> _EXERCISE OBJECTIVE_: Return the entries below in their exact form, leaving the pictures out.

══ RAW DATA ══

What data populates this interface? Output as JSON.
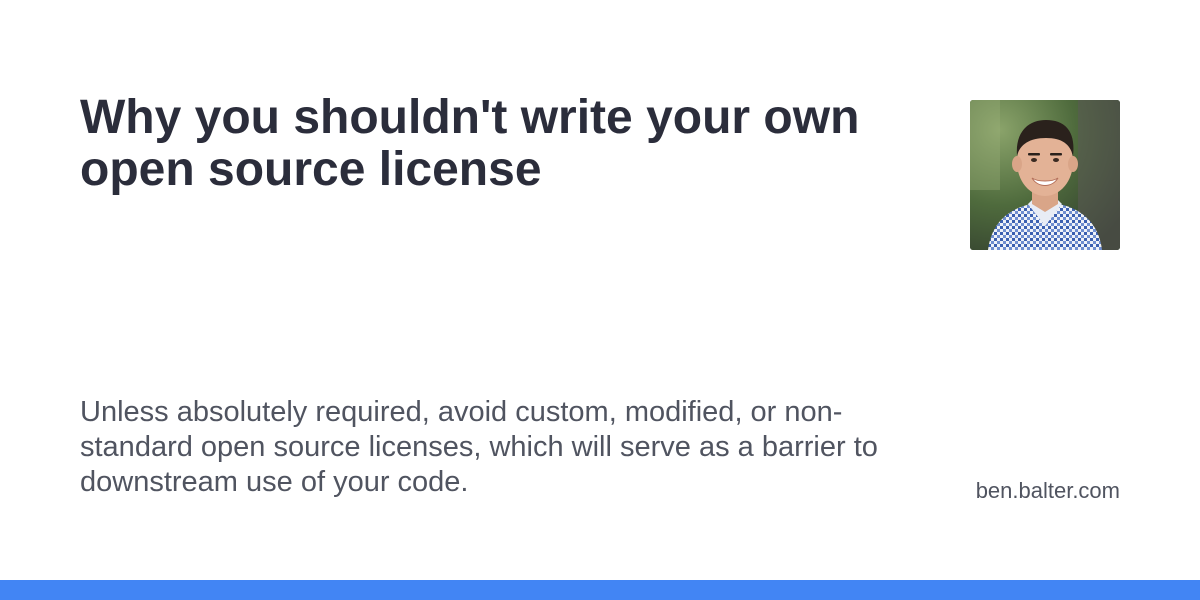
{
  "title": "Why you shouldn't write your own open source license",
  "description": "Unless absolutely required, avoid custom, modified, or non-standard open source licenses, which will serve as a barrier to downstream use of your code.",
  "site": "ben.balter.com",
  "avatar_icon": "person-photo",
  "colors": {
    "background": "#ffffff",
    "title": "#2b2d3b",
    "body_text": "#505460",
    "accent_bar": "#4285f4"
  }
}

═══

> _RESPONSE_:
What data populates this interface? Output as JSON.
{
  "title": "Why you shouldn't write your own open source license",
  "description": "Unless absolutely required, avoid custom, modified, or non-standard open source licenses, which will serve as a barrier to downstream use of your code.",
  "site": "ben.balter.com",
  "avatar_icon": "person-photo",
  "colors": {
    "background": "#ffffff",
    "title": "#2b2d3b",
    "body_text": "#505460",
    "accent_bar": "#4285f4"
  }
}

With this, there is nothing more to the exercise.